Defining al-Qaida and the Authorization for the Use of Military Force

Slate's blog on legal issues.
May 1 2008 10:01 AM

Defining al-Qaida and the Authorization for the Use of Military Force

A predawn American  cruise-missile strike against the central Somalia town of Dhusamareb killed between 10 and 30 persons today. Military officials said publicly that the target was "a known al-Qaida target." Confidentially, military officials told the New York Times that the target was Aden Hashi Ayro, reportedly one of al-Qaida's top operatives in Africa and the leader of an Islamist group in Somalia called the Shebab.

On a listserv this morning, one expert on armed conflict and international law questioned whether this strike portended yet another broadening September 2001 " authorization for the use of military force ." I think it does, and I'm at a loss to articulate any limiting principle on the geographic, spatial, temporal, or political scope of this nation's military efforts against al-Qaida. 

Advertisement

I'm hardly the first to say it, but this highlights an important contrast between wars against states and wars against entities like al-Qaida. With the former, there is a limiting principle on the conflict. If the state ceases to be (such as Germany or Japan at the end of WWII), the war does, too. With the latter, there seems to be no limit. As al-Qaida evolves , morphs , grows , and franchises itself, so does the war, and so does any authorization for the use of force that is tied to the definition of al-Qaida.

Phillip Carter is an Iraq veteran who now directs the veterans research program at the Center for a New American Security.
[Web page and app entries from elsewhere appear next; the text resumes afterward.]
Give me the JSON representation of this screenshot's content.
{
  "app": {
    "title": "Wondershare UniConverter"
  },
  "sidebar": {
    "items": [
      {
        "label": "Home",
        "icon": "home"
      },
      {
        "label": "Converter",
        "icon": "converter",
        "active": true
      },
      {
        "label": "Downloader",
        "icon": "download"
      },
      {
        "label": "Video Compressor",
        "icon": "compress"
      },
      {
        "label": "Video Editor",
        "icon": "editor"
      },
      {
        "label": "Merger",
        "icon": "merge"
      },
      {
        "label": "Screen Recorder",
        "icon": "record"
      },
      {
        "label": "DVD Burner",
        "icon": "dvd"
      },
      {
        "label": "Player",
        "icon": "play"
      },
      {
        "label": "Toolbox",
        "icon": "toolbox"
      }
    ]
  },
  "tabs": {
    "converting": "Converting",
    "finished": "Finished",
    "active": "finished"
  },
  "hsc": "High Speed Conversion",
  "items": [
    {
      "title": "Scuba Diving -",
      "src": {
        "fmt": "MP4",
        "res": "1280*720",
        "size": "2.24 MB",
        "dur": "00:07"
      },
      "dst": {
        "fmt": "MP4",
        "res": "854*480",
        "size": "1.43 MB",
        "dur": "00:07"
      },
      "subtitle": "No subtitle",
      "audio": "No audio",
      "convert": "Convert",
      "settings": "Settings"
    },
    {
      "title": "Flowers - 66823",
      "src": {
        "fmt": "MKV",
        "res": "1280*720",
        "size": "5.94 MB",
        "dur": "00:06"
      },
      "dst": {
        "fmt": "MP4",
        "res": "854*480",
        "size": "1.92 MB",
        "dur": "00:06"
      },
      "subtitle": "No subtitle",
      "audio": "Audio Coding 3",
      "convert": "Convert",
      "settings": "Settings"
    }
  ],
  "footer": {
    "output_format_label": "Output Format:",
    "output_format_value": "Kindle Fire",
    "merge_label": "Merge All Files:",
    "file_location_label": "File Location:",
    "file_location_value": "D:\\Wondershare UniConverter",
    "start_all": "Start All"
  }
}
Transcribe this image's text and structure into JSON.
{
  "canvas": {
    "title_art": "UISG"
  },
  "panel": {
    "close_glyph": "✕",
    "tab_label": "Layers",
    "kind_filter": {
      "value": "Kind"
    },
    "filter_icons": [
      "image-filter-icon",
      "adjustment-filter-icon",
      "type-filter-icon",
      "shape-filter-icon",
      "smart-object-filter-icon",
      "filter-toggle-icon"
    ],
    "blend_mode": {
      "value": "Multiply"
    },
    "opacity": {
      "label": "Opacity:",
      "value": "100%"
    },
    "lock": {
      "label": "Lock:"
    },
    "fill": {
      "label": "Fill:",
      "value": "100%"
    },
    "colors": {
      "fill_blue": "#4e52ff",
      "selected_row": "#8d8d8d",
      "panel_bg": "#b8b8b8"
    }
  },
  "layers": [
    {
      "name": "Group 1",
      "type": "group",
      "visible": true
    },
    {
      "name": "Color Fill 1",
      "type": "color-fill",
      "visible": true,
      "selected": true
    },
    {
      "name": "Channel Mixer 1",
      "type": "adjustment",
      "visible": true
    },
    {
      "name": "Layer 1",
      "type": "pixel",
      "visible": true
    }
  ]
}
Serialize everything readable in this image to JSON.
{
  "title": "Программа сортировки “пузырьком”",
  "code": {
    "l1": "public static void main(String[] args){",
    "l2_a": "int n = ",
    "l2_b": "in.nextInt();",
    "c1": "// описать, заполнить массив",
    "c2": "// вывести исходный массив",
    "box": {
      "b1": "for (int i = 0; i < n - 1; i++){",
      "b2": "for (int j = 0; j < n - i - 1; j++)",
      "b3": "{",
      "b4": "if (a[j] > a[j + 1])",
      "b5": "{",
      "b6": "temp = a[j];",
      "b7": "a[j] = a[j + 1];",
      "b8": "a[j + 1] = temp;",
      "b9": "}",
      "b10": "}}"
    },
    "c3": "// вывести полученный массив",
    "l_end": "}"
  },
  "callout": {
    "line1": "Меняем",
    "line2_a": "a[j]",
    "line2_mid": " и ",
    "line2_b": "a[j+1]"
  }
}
TODAY IN SLATE

Culturebox

The Ebola Story

How our minds build narratives out of disaster.

The Budget Disaster That Completely Sabotaged the WHO’s Response to Ebola

PowerPoint Is the Worst, and Now It’s the Latest Way to Hack Into Your Computer

The Shooting Tragedies That Forged Canada’s Gun Politics

A Highly Unscientific Ranking of Crazy-Old German Beers

Education

Welcome to 13th Grade!

Some high schools are offering a fifth year. That’s a great idea.

Culturebox

The Actual World

“Mount Thoreau” and the naming of things in the wilderness.

Want Kids to Delay Sex? Let Planned Parenthood Teach Them Sex Ed.

Would You Trust Walmart to Provide Your Health Care? (You Should.)

  News & Politics
Politics
Oct. 22 2014 9:42 PM Landslide Landrieu Can the Louisiana Democrat use the powers of incumbency to save herself one more time?
  Business
Continuously Operating
Oct. 22 2014 2:38 PM Crack Open an Old One A highly unscientific evaluation of Germany’s oldest breweries.
  Life
Dear Prudence
Oct. 23 2014 6:00 AM Monster Kids from poorer neighborhoods keep coming to trick-or-treat in mine. Do I have to give them candy?
  Double X
The XX Factor
Oct. 22 2014 4:27 PM Three Ways Your Text Messages Change After You Get Married
  Slate Plus
Tv Club
Oct. 22 2014 5:27 PM The Slate Walking Dead Podcast A spoiler-filled discussion of Episodes 1 and 2.
  Arts
Culturebox
Oct. 22 2014 11:54 PM The Actual World “Mount Thoreau” and the naming of things in the wilderness.
  Technology
Future Tense
Oct. 22 2014 5:33 PM One More Reason Not to Use PowerPoint: It’s The Gateway for a Serious Windows Vulnerability
  Health & Science
Bad Astronomy
Oct. 23 2014 7:30 AM Our Solar System and Galaxy … Seen by an Astronaut
  Sports
Sports Nut
Oct. 20 2014 5:09 PM Keepaway, on Three. Ready—Break! On his record-breaking touchdown pass, Peyton Manning couldn’t even leave the celebration to chance.